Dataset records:
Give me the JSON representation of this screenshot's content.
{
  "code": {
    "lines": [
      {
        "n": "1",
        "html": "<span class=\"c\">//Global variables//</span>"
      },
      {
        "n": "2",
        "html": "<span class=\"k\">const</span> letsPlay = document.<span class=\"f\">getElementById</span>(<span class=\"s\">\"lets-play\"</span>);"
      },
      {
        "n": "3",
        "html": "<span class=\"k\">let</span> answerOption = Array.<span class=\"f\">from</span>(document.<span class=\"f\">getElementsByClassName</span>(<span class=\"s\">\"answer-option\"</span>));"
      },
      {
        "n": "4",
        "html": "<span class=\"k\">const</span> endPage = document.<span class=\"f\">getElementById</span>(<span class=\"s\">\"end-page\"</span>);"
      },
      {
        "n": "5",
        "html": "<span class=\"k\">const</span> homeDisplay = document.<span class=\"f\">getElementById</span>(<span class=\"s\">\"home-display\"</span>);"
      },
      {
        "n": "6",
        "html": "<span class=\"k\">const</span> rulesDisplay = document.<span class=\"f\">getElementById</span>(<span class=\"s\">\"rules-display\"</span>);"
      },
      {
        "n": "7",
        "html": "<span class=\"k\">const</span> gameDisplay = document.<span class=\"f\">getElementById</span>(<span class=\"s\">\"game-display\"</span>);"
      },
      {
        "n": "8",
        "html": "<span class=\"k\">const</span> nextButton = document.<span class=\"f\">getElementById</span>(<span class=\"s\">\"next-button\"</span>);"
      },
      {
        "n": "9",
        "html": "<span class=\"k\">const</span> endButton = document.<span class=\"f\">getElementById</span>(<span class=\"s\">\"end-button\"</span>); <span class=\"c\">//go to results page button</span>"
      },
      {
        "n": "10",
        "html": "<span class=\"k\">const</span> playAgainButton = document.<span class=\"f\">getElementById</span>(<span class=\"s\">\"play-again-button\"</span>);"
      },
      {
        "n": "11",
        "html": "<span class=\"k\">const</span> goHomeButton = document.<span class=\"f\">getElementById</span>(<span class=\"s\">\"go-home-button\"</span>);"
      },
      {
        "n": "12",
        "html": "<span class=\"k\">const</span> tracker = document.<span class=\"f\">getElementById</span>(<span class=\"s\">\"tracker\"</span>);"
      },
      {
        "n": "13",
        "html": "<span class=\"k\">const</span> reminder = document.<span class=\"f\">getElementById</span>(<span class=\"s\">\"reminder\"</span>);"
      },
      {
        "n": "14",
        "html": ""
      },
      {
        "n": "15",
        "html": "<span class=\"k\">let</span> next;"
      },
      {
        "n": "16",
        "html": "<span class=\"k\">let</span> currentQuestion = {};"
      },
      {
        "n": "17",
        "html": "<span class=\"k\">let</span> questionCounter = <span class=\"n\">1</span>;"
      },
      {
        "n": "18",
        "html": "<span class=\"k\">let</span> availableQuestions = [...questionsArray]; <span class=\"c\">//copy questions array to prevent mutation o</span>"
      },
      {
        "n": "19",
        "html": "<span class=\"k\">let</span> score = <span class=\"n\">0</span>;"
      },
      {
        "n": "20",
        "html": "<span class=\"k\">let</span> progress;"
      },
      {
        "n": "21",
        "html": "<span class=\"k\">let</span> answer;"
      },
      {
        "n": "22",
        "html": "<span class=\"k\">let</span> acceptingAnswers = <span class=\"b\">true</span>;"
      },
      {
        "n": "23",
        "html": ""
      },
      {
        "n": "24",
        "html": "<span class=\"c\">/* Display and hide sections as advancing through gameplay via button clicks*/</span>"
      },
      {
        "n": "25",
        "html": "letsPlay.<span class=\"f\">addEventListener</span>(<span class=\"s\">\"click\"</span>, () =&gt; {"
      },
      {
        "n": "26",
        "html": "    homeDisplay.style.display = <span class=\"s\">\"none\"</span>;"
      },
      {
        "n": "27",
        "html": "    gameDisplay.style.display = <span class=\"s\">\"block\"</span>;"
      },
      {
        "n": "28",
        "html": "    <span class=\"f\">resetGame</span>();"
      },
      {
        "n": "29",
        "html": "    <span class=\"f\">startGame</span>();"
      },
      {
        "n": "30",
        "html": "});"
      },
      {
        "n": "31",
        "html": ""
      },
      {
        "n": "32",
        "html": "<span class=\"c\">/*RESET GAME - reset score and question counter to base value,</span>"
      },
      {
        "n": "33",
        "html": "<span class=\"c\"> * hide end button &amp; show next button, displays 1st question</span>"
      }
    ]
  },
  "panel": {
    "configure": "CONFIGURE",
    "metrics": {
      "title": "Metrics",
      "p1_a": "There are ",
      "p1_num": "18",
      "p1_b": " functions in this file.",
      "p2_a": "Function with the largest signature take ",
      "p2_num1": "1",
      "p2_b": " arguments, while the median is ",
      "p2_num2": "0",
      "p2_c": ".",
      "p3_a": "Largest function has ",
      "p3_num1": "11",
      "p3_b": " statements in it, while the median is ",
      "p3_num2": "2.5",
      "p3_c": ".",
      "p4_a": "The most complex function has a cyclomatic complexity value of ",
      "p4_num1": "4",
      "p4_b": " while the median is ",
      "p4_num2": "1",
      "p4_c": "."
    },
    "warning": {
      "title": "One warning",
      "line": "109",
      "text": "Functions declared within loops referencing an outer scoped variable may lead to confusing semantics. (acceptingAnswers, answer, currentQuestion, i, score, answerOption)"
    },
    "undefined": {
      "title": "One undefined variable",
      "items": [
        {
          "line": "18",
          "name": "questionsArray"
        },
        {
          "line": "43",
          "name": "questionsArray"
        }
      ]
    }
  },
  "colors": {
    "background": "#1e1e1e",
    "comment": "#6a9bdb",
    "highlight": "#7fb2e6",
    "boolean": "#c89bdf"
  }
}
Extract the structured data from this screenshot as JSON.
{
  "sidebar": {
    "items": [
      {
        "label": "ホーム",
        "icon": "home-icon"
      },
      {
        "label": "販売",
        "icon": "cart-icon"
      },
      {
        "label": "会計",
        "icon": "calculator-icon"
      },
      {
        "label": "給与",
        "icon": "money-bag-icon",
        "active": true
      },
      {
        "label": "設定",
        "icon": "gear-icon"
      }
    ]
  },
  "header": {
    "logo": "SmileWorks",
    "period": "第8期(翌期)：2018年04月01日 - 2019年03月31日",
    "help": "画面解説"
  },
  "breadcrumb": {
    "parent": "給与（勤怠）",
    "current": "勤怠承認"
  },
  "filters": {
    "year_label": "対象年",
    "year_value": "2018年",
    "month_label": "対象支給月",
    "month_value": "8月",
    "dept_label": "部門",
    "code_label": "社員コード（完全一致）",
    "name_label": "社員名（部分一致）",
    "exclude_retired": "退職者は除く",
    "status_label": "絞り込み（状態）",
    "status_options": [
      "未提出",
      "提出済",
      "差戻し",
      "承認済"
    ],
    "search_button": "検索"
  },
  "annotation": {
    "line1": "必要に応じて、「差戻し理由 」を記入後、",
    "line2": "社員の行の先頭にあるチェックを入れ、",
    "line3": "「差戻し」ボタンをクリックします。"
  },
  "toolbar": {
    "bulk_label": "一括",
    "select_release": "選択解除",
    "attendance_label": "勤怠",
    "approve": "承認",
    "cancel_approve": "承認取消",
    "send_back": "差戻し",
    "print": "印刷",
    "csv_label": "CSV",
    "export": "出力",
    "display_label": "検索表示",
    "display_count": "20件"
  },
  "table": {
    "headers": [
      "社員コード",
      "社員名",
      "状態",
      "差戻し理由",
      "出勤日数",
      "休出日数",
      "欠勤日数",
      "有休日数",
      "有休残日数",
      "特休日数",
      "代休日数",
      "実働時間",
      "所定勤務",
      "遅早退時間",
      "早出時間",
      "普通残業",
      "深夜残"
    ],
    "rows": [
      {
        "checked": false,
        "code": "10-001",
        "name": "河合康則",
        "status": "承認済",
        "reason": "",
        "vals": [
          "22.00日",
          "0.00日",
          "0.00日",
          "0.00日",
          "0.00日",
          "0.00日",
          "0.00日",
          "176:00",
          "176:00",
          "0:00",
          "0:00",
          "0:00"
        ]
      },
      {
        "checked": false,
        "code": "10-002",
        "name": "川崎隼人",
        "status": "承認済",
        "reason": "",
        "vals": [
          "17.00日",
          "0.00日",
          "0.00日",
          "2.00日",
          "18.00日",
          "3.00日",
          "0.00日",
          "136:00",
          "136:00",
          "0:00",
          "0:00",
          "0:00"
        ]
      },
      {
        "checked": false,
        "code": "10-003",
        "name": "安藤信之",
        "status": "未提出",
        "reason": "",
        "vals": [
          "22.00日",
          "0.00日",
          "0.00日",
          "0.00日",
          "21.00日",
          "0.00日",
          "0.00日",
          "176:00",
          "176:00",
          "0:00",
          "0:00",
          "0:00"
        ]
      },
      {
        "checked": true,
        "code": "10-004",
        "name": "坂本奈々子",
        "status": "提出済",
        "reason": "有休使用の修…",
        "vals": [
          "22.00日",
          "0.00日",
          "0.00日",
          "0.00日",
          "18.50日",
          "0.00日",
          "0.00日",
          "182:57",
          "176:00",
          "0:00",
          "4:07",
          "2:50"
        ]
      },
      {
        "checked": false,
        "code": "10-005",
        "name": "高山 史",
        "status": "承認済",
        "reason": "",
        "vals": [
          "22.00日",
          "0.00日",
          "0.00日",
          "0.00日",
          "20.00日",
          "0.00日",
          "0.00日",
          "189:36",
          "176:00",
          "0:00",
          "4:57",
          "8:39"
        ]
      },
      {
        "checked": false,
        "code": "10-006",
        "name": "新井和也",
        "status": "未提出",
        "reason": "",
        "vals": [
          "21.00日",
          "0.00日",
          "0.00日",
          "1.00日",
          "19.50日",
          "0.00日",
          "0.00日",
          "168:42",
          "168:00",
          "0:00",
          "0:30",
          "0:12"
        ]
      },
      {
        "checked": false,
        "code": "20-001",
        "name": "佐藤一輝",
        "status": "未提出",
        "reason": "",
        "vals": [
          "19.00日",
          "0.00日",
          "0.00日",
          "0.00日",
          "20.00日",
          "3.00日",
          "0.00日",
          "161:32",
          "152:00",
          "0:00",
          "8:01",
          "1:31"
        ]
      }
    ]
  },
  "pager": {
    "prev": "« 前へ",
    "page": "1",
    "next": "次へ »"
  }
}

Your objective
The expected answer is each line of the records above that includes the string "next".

Written solution
        "html": "<span class=\"k\">const</span> nextButton = document.<span class=\"f\">getElementById</span>(<span class=\"s\">\"next-button\"</span>);"
        "html": "<span class=\"k\">let</span> next;"
        "html": "<span class=\"c\"> * hide end button &amp; show next button, displays 1st question</span>"
    "next": "次へ »"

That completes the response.